Dataset rows describing interfaces:
* * * * * * *

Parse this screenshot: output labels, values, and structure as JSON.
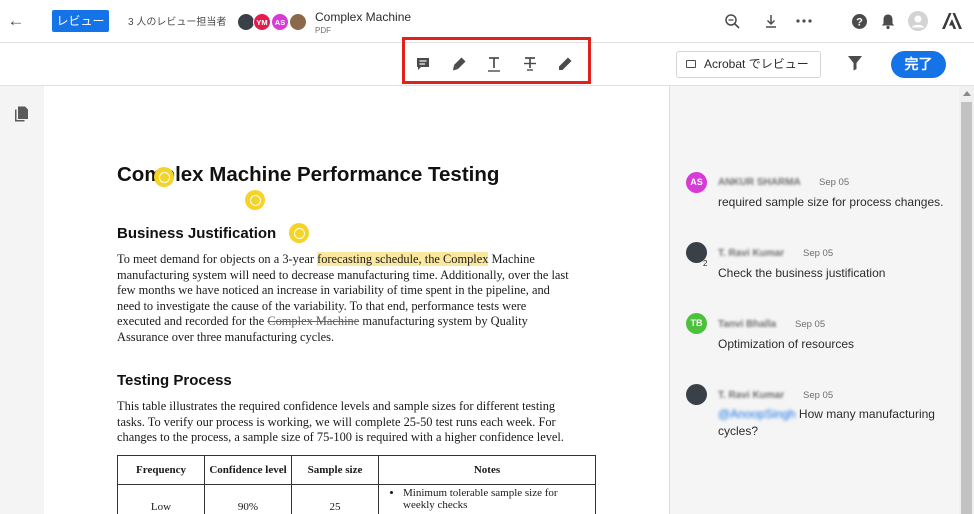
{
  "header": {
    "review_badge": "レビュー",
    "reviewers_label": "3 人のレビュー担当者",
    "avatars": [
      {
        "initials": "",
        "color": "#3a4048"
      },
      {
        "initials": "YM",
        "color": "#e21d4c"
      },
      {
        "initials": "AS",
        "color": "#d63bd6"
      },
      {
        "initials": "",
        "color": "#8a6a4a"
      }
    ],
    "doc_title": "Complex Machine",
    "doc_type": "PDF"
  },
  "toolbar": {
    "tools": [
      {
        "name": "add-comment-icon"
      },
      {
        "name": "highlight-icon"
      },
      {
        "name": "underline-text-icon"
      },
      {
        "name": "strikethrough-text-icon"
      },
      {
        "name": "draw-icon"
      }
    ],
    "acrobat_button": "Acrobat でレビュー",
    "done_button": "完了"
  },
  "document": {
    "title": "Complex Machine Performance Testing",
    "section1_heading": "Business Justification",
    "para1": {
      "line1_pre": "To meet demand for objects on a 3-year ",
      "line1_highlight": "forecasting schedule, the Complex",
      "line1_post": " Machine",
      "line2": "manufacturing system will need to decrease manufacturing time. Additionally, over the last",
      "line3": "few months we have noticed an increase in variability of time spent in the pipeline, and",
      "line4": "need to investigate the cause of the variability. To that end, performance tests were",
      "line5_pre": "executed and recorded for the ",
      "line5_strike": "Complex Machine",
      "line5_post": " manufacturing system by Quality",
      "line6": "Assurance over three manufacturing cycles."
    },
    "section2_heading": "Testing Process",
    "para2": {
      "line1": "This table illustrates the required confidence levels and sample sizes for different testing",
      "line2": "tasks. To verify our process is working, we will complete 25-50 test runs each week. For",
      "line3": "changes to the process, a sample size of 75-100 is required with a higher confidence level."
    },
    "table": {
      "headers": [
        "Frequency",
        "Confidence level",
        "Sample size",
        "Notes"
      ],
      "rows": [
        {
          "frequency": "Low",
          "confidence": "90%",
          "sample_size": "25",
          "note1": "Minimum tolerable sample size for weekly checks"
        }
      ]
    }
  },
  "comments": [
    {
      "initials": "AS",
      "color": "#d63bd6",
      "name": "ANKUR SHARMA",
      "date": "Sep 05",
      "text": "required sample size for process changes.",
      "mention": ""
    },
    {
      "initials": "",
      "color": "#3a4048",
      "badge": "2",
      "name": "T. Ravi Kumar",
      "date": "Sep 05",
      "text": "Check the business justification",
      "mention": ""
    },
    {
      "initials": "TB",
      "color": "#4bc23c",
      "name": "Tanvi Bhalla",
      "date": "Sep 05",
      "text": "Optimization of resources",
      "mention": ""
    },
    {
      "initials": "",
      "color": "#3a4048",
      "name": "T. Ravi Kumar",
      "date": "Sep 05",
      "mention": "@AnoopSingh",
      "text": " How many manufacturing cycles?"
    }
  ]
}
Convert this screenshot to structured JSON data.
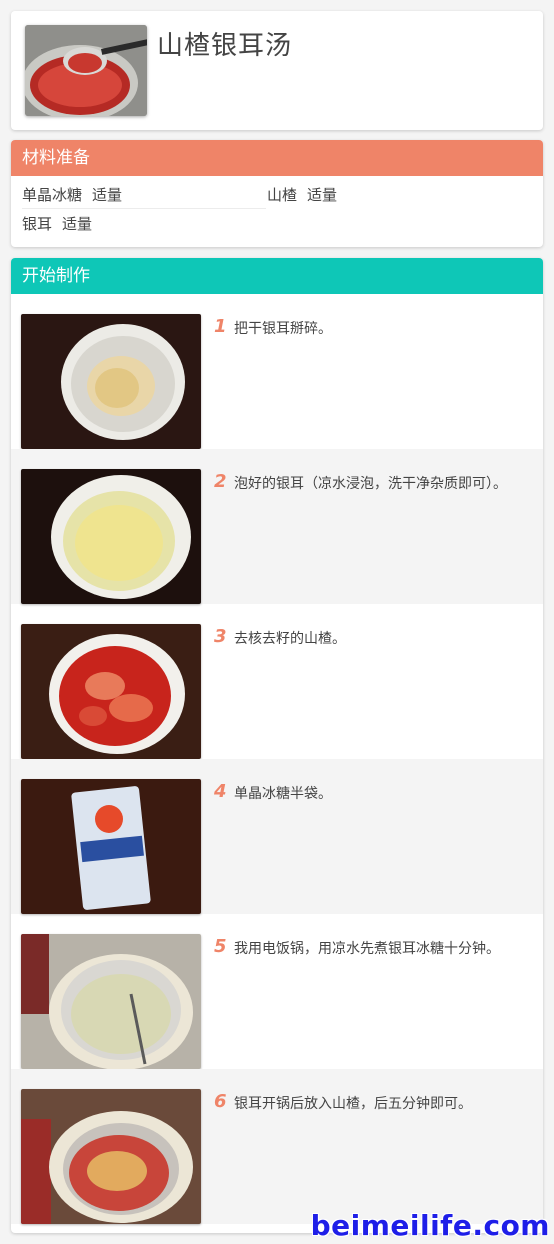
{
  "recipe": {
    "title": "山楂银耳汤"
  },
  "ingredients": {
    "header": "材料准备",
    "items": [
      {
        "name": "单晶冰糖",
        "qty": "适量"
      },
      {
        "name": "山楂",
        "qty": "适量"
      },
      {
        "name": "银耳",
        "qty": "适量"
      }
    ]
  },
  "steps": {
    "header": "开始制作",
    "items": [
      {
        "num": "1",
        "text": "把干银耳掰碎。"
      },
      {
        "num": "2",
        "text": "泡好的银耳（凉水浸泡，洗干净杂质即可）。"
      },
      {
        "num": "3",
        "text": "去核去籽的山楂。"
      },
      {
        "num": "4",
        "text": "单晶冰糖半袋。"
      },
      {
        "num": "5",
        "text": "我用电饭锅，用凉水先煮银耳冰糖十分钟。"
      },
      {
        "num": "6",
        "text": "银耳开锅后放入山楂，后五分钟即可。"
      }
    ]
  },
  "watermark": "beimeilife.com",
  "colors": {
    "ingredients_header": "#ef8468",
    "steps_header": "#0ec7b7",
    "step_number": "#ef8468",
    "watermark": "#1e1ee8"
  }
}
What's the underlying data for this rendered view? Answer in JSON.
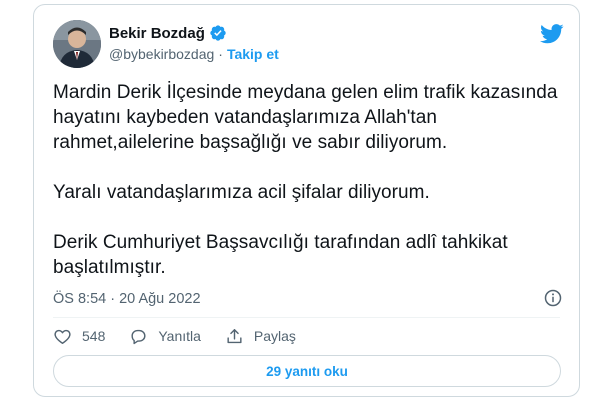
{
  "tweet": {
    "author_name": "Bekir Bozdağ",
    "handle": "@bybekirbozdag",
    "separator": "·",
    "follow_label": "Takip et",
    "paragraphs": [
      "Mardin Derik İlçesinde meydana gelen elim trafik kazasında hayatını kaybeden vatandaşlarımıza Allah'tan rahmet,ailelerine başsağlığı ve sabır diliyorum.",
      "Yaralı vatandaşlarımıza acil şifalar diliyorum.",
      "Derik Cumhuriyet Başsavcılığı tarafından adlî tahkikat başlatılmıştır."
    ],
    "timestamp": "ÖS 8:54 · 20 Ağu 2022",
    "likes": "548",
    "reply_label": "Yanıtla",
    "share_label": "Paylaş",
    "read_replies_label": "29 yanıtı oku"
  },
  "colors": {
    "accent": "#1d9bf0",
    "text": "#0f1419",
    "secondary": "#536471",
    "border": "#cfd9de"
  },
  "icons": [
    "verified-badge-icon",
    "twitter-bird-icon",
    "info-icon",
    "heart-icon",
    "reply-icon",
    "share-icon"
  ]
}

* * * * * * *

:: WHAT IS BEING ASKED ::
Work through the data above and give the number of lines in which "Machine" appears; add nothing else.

:: FINISHED EXERCISE ::
4